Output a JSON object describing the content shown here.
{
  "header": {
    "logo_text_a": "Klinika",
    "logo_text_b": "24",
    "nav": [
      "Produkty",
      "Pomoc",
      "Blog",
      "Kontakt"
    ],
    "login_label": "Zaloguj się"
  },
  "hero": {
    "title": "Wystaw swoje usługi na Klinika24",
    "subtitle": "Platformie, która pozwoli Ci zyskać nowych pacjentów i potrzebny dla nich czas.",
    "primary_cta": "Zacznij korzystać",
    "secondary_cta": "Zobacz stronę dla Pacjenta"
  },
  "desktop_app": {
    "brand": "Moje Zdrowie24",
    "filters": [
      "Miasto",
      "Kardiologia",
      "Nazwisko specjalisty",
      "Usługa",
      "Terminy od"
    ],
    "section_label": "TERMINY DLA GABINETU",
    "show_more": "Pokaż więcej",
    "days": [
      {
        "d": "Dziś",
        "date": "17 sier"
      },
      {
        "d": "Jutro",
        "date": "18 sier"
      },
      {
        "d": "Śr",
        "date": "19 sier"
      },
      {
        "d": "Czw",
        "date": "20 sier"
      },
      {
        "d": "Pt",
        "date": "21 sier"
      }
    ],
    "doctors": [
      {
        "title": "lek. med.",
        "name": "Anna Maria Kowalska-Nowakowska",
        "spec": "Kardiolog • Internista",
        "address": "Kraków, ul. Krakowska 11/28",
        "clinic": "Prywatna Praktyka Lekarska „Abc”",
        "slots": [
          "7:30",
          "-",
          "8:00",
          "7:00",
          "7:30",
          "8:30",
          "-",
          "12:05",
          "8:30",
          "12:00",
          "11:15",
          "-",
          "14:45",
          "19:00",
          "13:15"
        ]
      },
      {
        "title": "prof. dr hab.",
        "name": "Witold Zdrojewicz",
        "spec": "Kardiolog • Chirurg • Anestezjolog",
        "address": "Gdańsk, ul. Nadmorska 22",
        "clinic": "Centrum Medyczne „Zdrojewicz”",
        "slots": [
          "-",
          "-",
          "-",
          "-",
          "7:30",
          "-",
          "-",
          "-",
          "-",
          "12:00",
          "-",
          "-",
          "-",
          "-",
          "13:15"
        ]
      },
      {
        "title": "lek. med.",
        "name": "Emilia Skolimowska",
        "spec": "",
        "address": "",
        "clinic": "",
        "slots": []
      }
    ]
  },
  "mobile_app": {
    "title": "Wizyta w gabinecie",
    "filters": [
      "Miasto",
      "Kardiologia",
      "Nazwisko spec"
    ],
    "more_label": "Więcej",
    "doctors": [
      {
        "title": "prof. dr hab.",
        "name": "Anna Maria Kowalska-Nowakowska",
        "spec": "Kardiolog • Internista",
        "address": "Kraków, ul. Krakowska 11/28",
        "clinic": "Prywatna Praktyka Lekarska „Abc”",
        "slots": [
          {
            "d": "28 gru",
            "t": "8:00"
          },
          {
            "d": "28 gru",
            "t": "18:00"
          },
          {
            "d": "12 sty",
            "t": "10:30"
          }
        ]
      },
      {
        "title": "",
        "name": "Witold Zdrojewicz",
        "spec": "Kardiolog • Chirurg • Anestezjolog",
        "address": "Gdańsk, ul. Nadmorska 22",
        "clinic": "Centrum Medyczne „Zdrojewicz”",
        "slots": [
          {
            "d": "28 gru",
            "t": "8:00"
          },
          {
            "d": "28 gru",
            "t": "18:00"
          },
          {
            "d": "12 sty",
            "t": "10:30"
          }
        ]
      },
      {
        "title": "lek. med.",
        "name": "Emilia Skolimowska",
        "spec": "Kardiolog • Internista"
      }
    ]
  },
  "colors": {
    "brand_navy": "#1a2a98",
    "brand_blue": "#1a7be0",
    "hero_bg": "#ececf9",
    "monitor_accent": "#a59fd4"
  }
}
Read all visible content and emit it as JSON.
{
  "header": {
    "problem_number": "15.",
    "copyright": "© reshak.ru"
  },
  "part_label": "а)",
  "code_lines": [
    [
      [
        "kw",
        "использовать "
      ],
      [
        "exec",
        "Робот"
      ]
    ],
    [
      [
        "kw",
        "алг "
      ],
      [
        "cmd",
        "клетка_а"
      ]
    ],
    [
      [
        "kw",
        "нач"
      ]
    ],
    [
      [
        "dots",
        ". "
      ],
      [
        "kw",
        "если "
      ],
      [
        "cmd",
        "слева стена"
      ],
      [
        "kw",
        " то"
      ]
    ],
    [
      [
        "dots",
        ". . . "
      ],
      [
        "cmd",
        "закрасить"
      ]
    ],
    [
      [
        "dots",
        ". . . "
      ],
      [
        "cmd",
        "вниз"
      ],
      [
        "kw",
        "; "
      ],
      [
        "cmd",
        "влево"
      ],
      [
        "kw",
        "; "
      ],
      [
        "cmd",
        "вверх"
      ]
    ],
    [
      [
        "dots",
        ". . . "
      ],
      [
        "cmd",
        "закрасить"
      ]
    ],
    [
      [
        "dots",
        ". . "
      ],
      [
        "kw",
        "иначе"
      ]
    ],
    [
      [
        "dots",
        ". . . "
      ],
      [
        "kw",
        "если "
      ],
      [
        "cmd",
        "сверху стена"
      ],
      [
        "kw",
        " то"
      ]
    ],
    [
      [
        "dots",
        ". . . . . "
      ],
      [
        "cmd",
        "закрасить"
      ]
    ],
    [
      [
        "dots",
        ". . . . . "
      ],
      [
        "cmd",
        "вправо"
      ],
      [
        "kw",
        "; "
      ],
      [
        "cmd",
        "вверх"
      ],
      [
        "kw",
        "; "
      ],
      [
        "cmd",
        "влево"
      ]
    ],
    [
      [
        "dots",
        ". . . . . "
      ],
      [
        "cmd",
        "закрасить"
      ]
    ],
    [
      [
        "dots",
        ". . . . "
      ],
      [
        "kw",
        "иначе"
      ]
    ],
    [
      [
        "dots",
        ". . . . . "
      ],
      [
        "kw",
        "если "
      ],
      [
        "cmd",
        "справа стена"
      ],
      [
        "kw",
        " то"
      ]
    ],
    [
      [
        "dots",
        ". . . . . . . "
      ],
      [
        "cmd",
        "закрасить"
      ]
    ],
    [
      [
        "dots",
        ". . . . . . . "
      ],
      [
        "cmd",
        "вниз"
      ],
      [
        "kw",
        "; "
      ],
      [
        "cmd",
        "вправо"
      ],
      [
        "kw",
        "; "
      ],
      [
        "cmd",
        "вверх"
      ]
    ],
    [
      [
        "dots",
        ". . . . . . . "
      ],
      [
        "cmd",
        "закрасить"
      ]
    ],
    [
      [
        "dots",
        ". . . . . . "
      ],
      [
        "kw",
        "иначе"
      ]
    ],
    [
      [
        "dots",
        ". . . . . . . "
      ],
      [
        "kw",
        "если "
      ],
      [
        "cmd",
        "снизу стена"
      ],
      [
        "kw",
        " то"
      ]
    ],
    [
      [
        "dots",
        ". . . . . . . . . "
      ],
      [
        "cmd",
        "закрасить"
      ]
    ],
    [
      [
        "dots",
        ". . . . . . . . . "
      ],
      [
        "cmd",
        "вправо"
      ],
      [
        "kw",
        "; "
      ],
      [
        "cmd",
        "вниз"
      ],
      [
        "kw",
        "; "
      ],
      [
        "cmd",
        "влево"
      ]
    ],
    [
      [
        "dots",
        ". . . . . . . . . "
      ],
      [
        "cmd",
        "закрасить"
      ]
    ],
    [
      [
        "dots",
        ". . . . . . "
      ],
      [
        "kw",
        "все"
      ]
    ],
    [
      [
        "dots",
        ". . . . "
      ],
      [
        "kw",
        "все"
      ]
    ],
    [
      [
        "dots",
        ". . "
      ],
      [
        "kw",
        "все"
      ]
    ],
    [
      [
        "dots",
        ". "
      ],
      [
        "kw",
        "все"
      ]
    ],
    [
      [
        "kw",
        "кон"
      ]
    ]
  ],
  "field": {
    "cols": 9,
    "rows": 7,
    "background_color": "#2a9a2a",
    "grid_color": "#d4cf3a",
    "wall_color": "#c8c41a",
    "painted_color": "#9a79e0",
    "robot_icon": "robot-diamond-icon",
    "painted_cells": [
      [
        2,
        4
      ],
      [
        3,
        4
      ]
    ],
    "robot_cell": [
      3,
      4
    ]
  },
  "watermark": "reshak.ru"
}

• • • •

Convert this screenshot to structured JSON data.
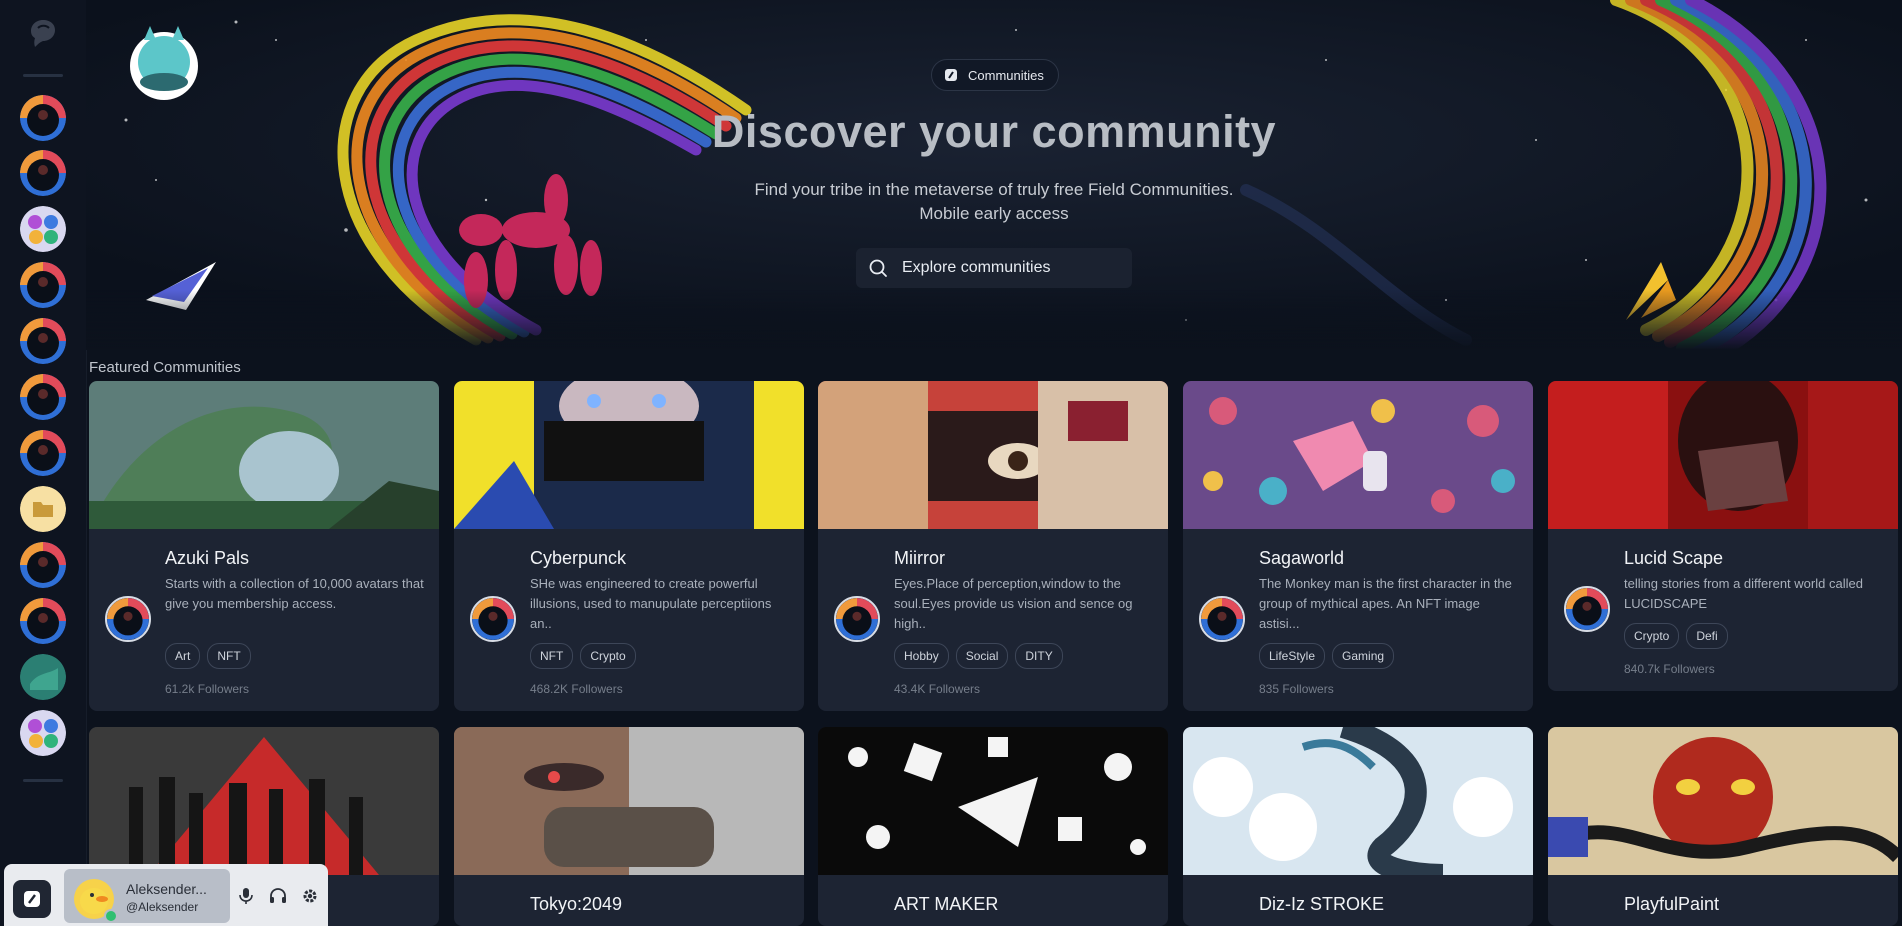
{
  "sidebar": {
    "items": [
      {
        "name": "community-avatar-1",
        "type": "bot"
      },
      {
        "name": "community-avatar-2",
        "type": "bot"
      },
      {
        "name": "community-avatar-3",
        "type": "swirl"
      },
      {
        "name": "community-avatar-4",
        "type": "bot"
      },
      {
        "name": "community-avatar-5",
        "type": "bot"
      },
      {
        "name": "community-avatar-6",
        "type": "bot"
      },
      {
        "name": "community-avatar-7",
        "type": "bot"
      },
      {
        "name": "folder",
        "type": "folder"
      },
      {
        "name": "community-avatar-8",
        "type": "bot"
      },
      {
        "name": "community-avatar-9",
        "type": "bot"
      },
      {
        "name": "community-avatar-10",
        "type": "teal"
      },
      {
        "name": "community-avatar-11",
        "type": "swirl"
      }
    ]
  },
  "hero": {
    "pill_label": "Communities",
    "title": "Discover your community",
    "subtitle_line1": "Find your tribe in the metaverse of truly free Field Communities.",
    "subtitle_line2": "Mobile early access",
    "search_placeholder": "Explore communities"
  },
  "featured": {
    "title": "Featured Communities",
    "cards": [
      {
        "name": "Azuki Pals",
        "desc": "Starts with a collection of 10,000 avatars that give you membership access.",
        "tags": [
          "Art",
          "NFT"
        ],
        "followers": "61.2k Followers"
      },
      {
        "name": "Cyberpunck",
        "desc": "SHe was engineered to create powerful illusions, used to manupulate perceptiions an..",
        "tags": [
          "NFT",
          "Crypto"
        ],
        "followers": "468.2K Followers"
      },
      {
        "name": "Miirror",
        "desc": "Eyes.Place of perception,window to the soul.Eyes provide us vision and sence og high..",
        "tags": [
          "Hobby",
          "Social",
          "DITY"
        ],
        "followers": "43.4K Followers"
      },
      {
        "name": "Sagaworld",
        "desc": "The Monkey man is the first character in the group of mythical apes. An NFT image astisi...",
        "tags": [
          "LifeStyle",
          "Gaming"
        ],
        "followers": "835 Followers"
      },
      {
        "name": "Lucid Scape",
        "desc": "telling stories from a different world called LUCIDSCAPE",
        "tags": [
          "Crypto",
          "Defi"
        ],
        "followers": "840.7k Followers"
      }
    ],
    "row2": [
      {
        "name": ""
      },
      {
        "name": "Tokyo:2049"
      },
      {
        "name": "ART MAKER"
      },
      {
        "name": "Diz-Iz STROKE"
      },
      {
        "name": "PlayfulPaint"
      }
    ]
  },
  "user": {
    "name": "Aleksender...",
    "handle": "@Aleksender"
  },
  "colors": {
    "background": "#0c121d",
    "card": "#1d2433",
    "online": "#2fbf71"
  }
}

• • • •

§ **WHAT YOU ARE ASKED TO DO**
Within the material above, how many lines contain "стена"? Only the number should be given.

§ **ANSWER BOX**
4